● **The task**
Please filter the data down to the lines that include the word "verified" and copy them.

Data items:
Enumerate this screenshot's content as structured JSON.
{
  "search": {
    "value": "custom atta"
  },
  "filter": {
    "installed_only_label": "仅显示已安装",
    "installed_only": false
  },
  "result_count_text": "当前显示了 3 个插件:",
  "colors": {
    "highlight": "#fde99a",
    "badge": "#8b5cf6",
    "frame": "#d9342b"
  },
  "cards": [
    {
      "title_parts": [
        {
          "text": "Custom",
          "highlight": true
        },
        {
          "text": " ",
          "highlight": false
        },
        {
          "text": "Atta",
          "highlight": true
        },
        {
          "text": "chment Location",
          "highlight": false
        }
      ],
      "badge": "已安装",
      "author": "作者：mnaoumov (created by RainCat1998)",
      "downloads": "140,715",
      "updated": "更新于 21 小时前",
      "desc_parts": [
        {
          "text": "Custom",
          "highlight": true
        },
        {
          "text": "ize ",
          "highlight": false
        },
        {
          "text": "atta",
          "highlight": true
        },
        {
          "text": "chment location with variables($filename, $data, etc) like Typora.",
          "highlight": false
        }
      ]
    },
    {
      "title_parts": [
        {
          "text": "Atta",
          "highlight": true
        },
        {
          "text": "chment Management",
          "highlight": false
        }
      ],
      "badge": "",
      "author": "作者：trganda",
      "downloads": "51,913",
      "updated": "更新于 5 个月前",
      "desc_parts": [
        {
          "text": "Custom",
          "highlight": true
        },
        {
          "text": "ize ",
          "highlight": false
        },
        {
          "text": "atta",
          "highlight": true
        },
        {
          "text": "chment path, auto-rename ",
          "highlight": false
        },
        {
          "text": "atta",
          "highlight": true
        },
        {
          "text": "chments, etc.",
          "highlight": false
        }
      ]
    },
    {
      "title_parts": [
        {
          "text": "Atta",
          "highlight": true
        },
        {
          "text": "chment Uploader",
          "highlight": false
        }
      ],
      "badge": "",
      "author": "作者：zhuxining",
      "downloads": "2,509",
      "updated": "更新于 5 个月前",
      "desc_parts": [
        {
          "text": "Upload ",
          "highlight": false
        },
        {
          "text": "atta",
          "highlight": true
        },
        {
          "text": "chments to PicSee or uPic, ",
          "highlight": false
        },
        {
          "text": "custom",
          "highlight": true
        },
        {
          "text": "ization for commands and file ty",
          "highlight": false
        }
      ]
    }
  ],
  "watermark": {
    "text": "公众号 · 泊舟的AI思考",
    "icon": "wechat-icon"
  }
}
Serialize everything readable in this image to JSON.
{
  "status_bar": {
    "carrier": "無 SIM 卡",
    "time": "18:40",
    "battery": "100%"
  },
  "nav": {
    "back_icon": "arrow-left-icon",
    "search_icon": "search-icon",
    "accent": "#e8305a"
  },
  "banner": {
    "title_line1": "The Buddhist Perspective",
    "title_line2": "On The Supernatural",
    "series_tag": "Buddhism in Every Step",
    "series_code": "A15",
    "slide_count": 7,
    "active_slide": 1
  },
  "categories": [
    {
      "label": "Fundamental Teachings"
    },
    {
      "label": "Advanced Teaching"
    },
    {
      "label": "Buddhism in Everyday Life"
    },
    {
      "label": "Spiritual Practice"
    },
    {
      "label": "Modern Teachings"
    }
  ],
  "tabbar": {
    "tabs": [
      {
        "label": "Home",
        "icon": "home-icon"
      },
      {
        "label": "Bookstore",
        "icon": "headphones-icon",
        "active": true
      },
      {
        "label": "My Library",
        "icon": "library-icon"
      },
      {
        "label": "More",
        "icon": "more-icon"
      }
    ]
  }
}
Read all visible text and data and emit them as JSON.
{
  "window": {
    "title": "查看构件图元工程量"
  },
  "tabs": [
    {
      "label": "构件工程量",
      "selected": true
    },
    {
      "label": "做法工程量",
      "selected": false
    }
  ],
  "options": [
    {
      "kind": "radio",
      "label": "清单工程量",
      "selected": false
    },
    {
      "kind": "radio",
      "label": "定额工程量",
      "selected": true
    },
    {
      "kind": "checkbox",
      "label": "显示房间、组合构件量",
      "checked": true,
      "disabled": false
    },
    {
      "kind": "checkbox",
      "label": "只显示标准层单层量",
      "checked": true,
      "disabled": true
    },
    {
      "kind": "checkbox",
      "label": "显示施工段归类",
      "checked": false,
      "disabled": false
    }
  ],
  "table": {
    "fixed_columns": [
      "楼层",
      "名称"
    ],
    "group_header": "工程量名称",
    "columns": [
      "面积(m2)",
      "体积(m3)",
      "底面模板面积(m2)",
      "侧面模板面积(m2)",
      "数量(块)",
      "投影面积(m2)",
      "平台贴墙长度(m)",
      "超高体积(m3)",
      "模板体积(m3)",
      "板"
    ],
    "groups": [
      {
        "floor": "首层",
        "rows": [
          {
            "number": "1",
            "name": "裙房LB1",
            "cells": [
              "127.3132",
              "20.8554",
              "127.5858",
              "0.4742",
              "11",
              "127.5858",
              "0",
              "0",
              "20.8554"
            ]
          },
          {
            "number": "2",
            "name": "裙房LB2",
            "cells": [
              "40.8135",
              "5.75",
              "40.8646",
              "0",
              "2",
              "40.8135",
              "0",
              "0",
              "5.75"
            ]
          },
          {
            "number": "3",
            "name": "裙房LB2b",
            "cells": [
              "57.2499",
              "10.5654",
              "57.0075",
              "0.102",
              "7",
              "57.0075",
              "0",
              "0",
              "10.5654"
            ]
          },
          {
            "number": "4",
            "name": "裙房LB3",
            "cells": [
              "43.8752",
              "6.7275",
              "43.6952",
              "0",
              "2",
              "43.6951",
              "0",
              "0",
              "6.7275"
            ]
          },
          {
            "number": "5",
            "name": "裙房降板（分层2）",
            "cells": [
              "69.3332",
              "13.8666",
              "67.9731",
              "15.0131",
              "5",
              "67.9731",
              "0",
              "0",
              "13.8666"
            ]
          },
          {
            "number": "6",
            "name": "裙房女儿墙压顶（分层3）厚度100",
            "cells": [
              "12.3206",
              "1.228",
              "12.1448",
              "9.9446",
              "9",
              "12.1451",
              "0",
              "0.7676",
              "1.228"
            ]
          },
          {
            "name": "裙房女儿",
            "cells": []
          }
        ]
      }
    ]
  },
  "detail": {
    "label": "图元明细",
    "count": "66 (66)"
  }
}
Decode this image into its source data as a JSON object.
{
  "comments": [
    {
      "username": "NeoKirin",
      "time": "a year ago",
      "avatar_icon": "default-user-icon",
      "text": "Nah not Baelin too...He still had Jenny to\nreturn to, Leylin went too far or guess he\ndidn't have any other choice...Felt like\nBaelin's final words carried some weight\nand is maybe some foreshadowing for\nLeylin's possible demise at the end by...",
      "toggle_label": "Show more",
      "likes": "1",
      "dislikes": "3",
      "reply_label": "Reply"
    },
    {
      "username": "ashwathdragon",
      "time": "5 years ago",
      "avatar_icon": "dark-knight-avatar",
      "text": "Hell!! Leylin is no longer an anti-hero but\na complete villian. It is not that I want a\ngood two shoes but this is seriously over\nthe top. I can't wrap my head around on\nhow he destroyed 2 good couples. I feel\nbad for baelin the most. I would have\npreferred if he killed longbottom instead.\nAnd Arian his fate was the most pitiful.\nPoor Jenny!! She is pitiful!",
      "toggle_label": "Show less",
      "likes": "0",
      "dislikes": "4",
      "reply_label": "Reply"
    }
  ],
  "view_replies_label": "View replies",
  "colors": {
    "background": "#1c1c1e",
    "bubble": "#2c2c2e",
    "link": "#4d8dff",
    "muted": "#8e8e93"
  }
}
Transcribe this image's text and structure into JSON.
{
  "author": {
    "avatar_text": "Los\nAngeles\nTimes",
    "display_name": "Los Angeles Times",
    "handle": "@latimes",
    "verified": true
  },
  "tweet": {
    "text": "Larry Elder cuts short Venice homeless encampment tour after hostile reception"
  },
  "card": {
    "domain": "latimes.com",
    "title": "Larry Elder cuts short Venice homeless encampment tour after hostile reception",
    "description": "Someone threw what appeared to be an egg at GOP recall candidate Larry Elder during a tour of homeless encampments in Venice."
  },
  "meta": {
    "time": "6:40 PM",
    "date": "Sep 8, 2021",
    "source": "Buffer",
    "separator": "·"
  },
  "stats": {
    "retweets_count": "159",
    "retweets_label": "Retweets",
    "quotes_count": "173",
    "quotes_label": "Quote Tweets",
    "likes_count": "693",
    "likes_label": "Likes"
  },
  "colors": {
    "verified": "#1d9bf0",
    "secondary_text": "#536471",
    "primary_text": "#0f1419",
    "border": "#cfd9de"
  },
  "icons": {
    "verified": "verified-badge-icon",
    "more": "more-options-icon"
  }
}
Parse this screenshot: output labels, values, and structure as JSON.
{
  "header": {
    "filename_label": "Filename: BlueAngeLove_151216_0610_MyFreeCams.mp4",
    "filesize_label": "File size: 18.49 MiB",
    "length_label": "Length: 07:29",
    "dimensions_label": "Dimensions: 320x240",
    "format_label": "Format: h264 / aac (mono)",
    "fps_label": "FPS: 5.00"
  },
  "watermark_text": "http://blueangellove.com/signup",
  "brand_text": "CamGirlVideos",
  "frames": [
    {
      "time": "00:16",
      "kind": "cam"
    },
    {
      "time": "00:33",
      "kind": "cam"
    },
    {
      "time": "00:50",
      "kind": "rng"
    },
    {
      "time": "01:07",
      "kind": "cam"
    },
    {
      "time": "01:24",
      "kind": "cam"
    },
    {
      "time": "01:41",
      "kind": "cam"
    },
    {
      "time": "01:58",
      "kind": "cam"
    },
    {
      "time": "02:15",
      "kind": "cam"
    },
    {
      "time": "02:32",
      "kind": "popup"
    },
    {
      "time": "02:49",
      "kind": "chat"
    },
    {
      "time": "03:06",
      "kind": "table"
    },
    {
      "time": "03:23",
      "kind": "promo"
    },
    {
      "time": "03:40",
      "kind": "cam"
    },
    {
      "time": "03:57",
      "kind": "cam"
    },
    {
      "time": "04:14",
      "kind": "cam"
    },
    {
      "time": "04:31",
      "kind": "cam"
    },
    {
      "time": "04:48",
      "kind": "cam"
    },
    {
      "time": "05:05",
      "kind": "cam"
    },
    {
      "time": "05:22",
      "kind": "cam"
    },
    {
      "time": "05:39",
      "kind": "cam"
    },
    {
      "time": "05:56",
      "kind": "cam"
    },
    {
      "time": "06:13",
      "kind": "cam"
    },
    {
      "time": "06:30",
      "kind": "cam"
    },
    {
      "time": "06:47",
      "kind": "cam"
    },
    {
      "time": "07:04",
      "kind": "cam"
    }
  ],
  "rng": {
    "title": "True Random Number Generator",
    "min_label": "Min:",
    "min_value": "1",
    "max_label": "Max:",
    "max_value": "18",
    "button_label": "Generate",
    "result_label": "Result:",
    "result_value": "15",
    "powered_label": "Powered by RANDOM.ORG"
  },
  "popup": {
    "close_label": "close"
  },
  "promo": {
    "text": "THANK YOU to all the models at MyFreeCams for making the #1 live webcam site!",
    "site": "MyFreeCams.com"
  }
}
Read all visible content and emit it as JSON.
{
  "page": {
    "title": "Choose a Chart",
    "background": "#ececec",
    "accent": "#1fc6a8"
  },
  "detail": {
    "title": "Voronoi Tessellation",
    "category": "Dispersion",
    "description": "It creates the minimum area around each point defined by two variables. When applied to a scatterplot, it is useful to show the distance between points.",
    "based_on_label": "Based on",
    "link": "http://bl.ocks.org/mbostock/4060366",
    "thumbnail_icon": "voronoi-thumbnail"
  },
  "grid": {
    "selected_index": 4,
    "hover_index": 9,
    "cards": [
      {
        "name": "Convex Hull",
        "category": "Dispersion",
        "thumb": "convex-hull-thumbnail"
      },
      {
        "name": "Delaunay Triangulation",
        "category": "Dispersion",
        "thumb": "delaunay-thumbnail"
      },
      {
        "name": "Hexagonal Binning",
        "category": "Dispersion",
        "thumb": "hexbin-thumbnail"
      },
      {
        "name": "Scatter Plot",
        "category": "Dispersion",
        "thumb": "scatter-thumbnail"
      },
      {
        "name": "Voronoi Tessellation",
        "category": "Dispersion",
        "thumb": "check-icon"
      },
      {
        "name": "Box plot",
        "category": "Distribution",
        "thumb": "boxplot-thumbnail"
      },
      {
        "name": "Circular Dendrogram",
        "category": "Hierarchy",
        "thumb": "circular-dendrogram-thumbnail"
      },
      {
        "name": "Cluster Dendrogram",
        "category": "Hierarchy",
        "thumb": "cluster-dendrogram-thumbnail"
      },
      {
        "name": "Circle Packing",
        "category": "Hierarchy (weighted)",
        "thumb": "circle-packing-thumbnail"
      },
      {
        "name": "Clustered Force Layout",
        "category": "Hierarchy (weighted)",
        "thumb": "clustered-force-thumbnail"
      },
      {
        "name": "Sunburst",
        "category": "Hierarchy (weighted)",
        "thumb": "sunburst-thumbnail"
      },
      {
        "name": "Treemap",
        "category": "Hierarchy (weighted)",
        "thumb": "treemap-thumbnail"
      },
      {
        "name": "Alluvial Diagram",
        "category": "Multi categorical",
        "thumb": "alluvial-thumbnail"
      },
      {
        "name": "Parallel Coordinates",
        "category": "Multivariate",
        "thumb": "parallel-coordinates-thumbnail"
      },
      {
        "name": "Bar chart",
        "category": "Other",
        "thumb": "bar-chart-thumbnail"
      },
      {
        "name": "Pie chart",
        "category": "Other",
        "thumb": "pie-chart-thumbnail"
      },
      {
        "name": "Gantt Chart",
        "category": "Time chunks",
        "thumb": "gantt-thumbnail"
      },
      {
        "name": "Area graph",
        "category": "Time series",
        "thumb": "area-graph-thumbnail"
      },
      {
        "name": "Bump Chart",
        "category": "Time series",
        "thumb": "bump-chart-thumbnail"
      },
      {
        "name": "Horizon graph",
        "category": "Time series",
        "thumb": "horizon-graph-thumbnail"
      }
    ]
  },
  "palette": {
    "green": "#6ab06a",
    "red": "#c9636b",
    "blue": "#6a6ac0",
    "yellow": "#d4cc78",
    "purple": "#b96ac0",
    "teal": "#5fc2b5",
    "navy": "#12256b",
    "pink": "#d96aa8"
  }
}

● **Answer to this exercise**
    "verified": true
    "verified": "#1d9bf0",
    "verified": "verified-badge-icon",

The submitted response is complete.